Seeing MAUDIE on the big screen helped convey the soul and artistry and power of what would normally be called a "small film"—especially the contrasting of vast Canadian vistas with a cramped domestic set up that emphasizes the subtleties of the differences rather than the obvious. At least it did for me.

This is an amazingly tough and forceful film, despite the tender precision of the details and nuances of a difficult relationship, and personalities, that creates scenes of such poignancy I actually held my breath a few times out of sheer awe at the actors' artistry.

So, obviously, I highly recommend seeing it.

Thursday, July 13, 2017


Known as "the Mandela of China" by some, Liu Xiaobo is the first Nobel Laureate to die in government custody since the days of Nazi Germany.

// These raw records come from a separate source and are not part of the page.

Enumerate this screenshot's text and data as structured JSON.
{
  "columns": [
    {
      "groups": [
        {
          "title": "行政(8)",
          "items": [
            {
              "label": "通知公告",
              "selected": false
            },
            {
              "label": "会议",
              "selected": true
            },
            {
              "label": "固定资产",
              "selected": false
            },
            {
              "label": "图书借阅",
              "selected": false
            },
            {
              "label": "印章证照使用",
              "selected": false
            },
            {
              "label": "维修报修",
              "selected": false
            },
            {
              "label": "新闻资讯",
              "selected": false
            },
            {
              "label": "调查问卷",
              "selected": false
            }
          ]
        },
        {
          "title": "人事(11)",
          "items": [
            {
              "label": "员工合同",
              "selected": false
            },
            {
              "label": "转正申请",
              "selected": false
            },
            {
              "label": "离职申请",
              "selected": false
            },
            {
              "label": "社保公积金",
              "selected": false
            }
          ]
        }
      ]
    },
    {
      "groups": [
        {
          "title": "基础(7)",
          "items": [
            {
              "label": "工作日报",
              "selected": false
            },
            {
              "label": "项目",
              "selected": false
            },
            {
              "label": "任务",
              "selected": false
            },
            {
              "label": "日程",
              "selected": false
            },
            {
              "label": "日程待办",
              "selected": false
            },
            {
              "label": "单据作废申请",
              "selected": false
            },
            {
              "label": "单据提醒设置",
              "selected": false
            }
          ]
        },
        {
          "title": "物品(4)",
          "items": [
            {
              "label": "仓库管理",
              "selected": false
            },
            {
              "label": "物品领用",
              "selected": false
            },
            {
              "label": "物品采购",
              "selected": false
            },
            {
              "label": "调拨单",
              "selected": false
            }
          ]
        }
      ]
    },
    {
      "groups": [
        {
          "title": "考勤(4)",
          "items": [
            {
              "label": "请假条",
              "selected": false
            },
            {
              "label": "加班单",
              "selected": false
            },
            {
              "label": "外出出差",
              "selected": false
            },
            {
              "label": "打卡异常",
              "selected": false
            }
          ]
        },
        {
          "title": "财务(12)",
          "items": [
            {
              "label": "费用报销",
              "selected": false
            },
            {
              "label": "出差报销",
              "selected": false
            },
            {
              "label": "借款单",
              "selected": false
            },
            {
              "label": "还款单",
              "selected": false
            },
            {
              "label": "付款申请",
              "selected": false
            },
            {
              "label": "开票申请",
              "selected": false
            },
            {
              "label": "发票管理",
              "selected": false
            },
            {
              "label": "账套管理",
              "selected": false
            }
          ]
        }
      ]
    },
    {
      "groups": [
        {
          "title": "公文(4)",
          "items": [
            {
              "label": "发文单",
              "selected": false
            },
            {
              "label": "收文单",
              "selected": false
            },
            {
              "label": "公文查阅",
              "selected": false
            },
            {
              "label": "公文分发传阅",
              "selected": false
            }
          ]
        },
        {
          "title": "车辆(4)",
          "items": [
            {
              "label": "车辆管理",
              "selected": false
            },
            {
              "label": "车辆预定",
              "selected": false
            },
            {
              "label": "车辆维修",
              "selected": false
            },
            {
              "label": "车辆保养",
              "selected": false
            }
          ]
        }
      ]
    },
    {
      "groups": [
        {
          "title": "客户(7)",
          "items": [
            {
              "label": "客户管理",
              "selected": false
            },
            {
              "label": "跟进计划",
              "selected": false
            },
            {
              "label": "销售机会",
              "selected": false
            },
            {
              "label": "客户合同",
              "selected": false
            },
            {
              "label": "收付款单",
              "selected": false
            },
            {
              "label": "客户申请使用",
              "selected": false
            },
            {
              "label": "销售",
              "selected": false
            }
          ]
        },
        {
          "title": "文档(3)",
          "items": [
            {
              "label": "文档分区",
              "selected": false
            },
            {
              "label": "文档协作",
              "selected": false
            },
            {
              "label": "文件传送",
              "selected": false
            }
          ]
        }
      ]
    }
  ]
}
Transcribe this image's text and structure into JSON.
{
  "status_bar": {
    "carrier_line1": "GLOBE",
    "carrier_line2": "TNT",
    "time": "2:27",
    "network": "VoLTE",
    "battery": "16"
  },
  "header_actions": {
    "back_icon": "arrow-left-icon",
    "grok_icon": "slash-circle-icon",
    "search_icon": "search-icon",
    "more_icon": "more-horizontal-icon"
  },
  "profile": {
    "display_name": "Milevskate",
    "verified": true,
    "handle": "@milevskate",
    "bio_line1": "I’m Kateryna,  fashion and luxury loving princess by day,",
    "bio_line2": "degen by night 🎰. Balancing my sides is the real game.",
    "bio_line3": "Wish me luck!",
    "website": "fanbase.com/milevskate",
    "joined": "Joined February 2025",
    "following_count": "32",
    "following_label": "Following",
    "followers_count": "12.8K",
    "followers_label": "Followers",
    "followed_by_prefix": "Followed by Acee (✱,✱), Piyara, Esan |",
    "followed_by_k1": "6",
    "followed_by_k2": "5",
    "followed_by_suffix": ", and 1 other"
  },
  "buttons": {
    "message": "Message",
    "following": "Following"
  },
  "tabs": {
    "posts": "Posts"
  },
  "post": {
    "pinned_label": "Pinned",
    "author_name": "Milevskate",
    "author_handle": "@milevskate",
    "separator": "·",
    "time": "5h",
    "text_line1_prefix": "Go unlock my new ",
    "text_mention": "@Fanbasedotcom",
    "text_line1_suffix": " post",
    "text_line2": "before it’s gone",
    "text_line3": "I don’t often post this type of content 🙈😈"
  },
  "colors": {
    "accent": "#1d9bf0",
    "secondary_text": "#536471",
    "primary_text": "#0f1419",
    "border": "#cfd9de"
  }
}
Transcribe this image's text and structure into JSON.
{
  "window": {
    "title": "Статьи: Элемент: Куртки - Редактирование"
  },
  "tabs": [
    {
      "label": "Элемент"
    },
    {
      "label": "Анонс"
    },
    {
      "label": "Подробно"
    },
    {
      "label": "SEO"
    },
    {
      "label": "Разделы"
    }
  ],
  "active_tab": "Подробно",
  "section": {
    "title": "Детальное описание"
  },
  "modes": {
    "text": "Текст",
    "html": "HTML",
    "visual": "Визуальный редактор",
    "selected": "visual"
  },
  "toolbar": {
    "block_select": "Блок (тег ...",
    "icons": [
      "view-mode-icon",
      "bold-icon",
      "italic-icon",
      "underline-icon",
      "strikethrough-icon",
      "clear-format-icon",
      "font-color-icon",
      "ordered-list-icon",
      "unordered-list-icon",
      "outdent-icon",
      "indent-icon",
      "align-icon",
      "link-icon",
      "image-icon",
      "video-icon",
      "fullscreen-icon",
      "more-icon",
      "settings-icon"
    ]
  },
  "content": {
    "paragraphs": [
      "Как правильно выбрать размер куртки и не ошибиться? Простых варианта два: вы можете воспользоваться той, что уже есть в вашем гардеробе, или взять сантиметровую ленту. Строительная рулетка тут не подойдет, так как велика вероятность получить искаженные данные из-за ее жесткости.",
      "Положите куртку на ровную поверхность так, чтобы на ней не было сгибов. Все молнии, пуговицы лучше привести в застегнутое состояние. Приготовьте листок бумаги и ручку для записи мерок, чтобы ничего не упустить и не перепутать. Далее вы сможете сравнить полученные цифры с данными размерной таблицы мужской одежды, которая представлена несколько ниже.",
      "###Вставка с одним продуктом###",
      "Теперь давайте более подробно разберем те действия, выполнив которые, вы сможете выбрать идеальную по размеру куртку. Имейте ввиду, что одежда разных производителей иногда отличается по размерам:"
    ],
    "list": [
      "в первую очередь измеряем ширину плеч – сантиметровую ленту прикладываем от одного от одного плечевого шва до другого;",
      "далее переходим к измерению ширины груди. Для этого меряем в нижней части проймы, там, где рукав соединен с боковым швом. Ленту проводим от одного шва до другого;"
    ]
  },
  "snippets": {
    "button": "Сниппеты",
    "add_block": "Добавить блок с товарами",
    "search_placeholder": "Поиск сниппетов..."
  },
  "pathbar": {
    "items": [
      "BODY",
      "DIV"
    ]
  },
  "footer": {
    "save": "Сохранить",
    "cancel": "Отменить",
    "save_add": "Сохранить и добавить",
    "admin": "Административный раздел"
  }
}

Poetry is still powerful enough to frighten totalitarian power structures into jailing the more rebellious ones.

(It's true he was arrested for advocating for human rights, but among all those arrested with him, it was he alone who was sentenced to a decade in prison, and there is no doubt it was because they feared his stature as a poet.)

Long live Liu Xiabo's spirit, poetry, and purpose!

PS: I'm not crazy about the English translations of his poetry so far but here's a pretty good excerpt from his poem "Experiencing Death":

Even if I know
death's a mysterious unknown
being alive, there's no way to experience death
and once dead
cannot experience death again
yet I'm still
hovering within death
a hovering in drowning
Countless nights behind iron-barred windows
and the graves beneath starlight
have exposed my nightmares

Besides a lie
I own nothing

(And PPS: here's the Times obit)